AKS> But, then, another question goes to the line...
AKS> Why it is nessesary to have a 15KHz bandwidth for 9.6Kb,
AKS> when in the wireline case it is sufficient a 2.4KHz for
AKS> 28.8Kb ??
You are probably going to get a lot of responses to this, but the basic
confusion is that it is possible to send multiple bits per baud. It requires
at least 3.2 kbaud to send 28.8 kbps on the telephone line, which works out to
9 bits per baud, and the V.34 protocol will be happier with 3.429 kbaud if it
can get it. Actually, more than 9 bits per baud are transmitted, with the
extra bits used for error correction.
To oversimplify considerably, what you lose in sending multiple bits per baud
is the signal-to-noise ratio.

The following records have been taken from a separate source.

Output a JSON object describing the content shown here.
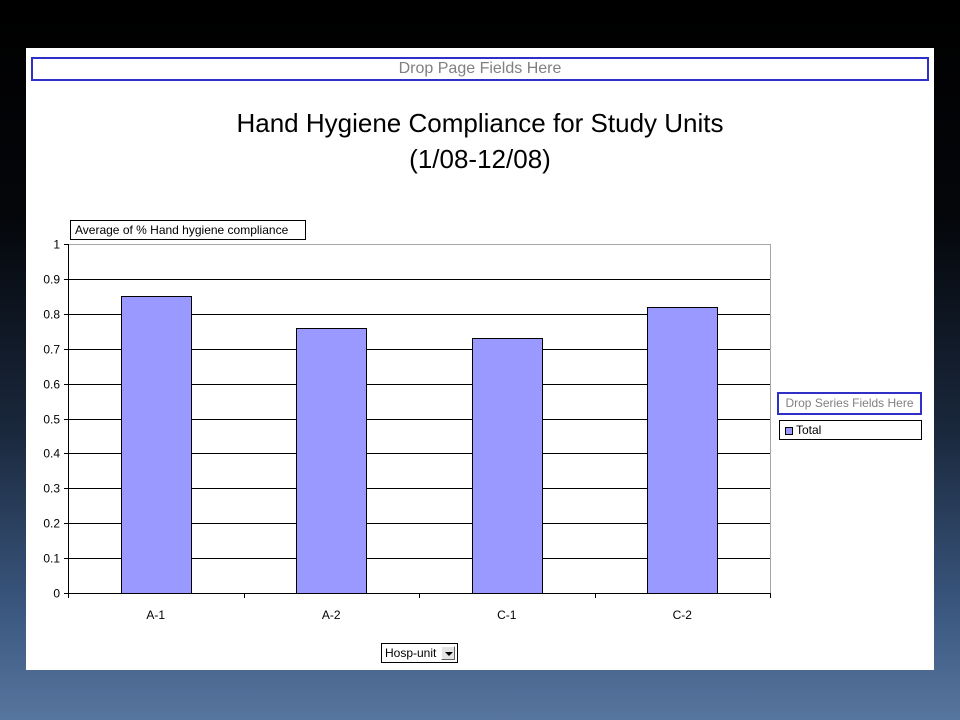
{
  "pivot": {
    "page_drop_label": "Drop Page Fields Here",
    "series_drop_label": "Drop Series Fields Here"
  },
  "icons": {
    "category_dropdown": "triangle-down-icon"
  },
  "colors": {
    "bar": "#9999ff",
    "drop_zone_border": "#3030c8",
    "drop_zone_text": "#808080"
  },
  "chart_data": {
    "type": "bar",
    "title": "Hand Hygiene Compliance for Study Units",
    "subtitle": "(1/08-12/08)",
    "ylabel": "Average of % Hand hygiene compliance",
    "xlabel": "Hosp-unit",
    "categories": [
      "A-1",
      "A-2",
      "C-1",
      "C-2"
    ],
    "series": [
      {
        "name": "Total",
        "values": [
          0.85,
          0.76,
          0.73,
          0.82
        ]
      }
    ],
    "ylim": [
      0,
      1
    ],
    "yticks": [
      "0",
      "0.1",
      "0.2",
      "0.3",
      "0.4",
      "0.5",
      "0.6",
      "0.7",
      "0.8",
      "0.9",
      "1"
    ],
    "grid": true,
    "legend_position": "right"
  }
}
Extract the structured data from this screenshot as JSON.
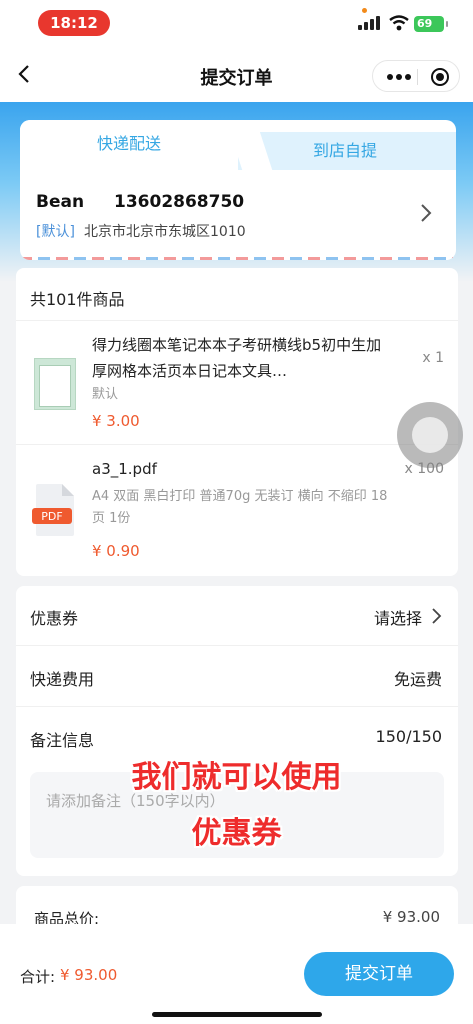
{
  "status_bar": {
    "time": "18:12",
    "battery": "69"
  },
  "nav": {
    "title": "提交订单"
  },
  "delivery": {
    "tabs": [
      {
        "label": "快递配送",
        "active": true
      },
      {
        "label": "到店自提",
        "active": false
      }
    ],
    "name": "Bean",
    "phone": "13602868750",
    "default_tag": "[默认]",
    "address": "北京市北京市东城区1010"
  },
  "goods": {
    "count_label": "共101件商品",
    "items": [
      {
        "title": "得力线圈本笔记本本子考研横线b5初中生加厚网格本活页本日记本文具…",
        "qty": "x 1",
        "spec": "默认",
        "price": "¥ 3.00",
        "icon": "notebook-thumbnail"
      },
      {
        "title": "a3_1.pdf",
        "qty": "x 100",
        "spec": "A4 双面 黑白打印 普通70g 无装订 横向 不缩印 18页 1份",
        "price": "¥ 0.90",
        "icon": "pdf-icon",
        "badge": "PDF"
      }
    ]
  },
  "options": {
    "coupon": {
      "label": "优惠券",
      "value": "请选择"
    },
    "shipping": {
      "label": "快递费用",
      "value": "免运费"
    },
    "remark": {
      "label": "备注信息",
      "counter": "150/150",
      "placeholder": "请添加备注（150字以内）"
    }
  },
  "overlay_caption": {
    "line1": "我们就可以使用",
    "line2": "优惠券"
  },
  "summary": {
    "label": "商品总价:",
    "value": "¥ 93.00"
  },
  "footer": {
    "total_label": "合计:",
    "total_value": "¥ 93.00",
    "submit_label": "提交订单"
  },
  "colors": {
    "accent": "#2ea7ea",
    "price": "#ef5a2f",
    "caption": "#ee2c2c"
  }
}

This makes intuitive sense, since the ability to
distinguish between fine details of the signal will be lost if the noise is too
high. This is sometimes known in Information Theory as the "no free lunch"
AKS> Also, this frequency game always confuses me...
AKS> I thought that we have split the allocated bandwidth (say
AKS> that of the 2m band) into a number of 25KHz channels. Wrong?
We do not consider ham bands to be channelized in the U.S. There are band
plans which are generally followed, but some of these may allocate some space
for CW (which is pretty narrow) and other space for 100 kHz data channels. We
usually follow either 15 khz or 20 kHz separation on the 144.5-148 Mhz band.
AKS> How can these bandwidth (Doug talks about: 60KHz, 90KHz) be
AKS> fitted in this picture ?
Hams tend to use simple FSK. This is reasonable, since hams have to contend
with a lot of things that telephone modems do not, particularly multipath
distortion. If you use phase to encode lots of information, which is how
telephone modems work, then you tend to be very susceptible to things which
distort phase. Hams are usually able to get better results by running FSK over
wider bandwidth than trying to pack in multiple bits per baud, even if they
have to go into the UHF or microwave bands to do it.